■ Directions for this task
Before anything else, copy every record below exactly as it stands.

■ Data for processing

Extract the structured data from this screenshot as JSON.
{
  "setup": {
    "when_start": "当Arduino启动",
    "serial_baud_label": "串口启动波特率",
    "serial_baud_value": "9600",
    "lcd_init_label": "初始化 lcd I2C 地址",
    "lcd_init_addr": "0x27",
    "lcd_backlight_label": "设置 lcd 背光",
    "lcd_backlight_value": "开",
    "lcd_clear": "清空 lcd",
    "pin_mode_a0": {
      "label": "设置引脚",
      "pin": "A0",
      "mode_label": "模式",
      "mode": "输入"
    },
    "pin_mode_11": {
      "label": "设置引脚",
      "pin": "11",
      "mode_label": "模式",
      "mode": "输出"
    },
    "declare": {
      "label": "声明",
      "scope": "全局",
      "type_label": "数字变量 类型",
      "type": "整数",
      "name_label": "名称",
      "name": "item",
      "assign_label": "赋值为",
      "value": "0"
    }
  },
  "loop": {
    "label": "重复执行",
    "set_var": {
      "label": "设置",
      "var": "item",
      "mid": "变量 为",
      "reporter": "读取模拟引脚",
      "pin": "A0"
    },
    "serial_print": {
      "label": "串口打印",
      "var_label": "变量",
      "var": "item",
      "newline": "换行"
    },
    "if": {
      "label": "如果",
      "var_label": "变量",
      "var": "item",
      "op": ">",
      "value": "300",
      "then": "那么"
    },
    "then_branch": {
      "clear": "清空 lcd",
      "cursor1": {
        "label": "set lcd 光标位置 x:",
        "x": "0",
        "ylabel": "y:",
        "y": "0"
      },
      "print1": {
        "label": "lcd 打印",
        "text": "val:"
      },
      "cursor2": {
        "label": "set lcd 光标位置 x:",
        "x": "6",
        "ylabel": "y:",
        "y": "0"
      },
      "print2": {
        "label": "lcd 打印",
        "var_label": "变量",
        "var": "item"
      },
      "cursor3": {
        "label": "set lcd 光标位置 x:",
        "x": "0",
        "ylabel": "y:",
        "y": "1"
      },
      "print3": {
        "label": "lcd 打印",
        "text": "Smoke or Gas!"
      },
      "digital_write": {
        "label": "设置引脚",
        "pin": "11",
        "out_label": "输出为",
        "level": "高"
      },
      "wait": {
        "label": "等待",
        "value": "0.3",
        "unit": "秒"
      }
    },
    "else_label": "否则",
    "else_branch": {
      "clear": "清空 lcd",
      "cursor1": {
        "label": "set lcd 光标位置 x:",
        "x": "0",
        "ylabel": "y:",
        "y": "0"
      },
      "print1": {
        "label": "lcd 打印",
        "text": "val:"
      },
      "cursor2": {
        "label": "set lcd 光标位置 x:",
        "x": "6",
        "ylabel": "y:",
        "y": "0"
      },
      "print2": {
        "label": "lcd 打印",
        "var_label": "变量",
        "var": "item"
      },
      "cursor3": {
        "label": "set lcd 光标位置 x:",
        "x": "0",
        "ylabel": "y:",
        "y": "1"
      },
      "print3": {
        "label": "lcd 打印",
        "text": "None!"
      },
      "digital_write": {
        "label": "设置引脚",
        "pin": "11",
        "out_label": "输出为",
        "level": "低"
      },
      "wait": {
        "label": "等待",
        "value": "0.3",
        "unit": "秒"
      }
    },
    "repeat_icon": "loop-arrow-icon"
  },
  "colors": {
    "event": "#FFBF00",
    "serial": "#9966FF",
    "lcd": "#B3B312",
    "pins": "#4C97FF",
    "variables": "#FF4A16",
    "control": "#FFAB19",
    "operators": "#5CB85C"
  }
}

■ Task output
Extract the structured data from this screenshot as JSON.
{
  "setup": {
    "when_start": "当Arduino启动",
    "serial_baud_label": "串口启动波特率",
    "serial_baud_value": "9600",
    "lcd_init_label": "初始化 lcd I2C 地址",
    "lcd_init_addr": "0x27",
    "lcd_backlight_label": "设置 lcd 背光",
    "lcd_backlight_value": "开",
    "lcd_clear": "清空 lcd",
    "pin_mode_a0": {
      "label": "设置引脚",
      "pin": "A0",
      "mode_label": "模式",
      "mode": "输入"
    },
    "pin_mode_11": {
      "label": "设置引脚",
      "pin": "11",
      "mode_label": "模式",
      "mode": "输出"
    },
    "declare": {
      "label": "声明",
      "scope": "全局",
      "type_label": "数字变量 类型",
      "type": "整数",
      "name_label": "名称",
      "name": "item",
      "assign_label": "赋值为",
      "value": "0"
    }
  },
  "loop": {
    "label": "重复执行",
    "set_var": {
      "label": "设置",
      "var": "item",
      "mid": "变量 为",
      "reporter": "读取模拟引脚",
      "pin": "A0"
    },
    "serial_print": {
      "label": "串口打印",
      "var_label": "变量",
      "var": "item",
      "newline": "换行"
    },
    "if": {
      "label": "如果",
      "var_label": "变量",
      "var": "item",
      "op": ">",
      "value": "300",
      "then": "那么"
    },
    "then_branch": {
      "clear": "清空 lcd",
      "cursor1": {
        "label": "set lcd 光标位置 x:",
        "x": "0",
        "ylabel": "y:",
        "y": "0"
      },
      "print1": {
        "label": "lcd 打印",
        "text": "val:"
      },
      "cursor2": {
        "label": "set lcd 光标位置 x:",
        "x": "6",
        "ylabel": "y:",
        "y": "0"
      },
      "print2": {
        "label": "lcd 打印",
        "var_label": "变量",
        "var": "item"
      },
      "cursor3": {
        "label": "set lcd 光标位置 x:",
        "x": "0",
        "ylabel": "y:",
        "y": "1"
      },
      "print3": {
        "label": "lcd 打印",
        "text": "Smoke or Gas!"
      },
      "digital_write": {
        "label": "设置引脚",
        "pin": "11",
        "out_label": "输出为",
        "level": "高"
      },
      "wait": {
        "label": "等待",
        "value": "0.3",
        "unit": "秒"
      }
    },
    "else_label": "否则",
    "else_branch": {
      "clear": "清空 lcd",
      "cursor1": {
        "label": "set lcd 光标位置 x:",
        "x": "0",
        "ylabel": "y:",
        "y": "0"
      },
      "print1": {
        "label": "lcd 打印",
        "text": "val:"
      },
      "cursor2": {
        "label": "set lcd 光标位置 x:",
        "x": "6",
        "ylabel": "y:",
        "y": "0"
      },
      "print2": {
        "label": "lcd 打印",
        "var_label": "变量",
        "var": "item"
      },
      "cursor3": {
        "label": "set lcd 光标位置 x:",
        "x": "0",
        "ylabel": "y:",
        "y": "1"
      },
      "print3": {
        "label": "lcd 打印",
        "text": "None!"
      },
      "digital_write": {
        "label": "设置引脚",
        "pin": "11",
        "out_label": "输出为",
        "level": "低"
      },
      "wait": {
        "label": "等待",
        "value": "0.3",
        "unit": "秒"
      }
    },
    "repeat_icon": "loop-arrow-icon"
  },
  "colors": {
    "event": "#FFBF00",
    "serial": "#9966FF",
    "lcd": "#B3B312",
    "pins": "#4C97FF",
    "variables": "#FF4A16",
    "control": "#FFAB19",
    "operators": "#5CB85C"
  }
}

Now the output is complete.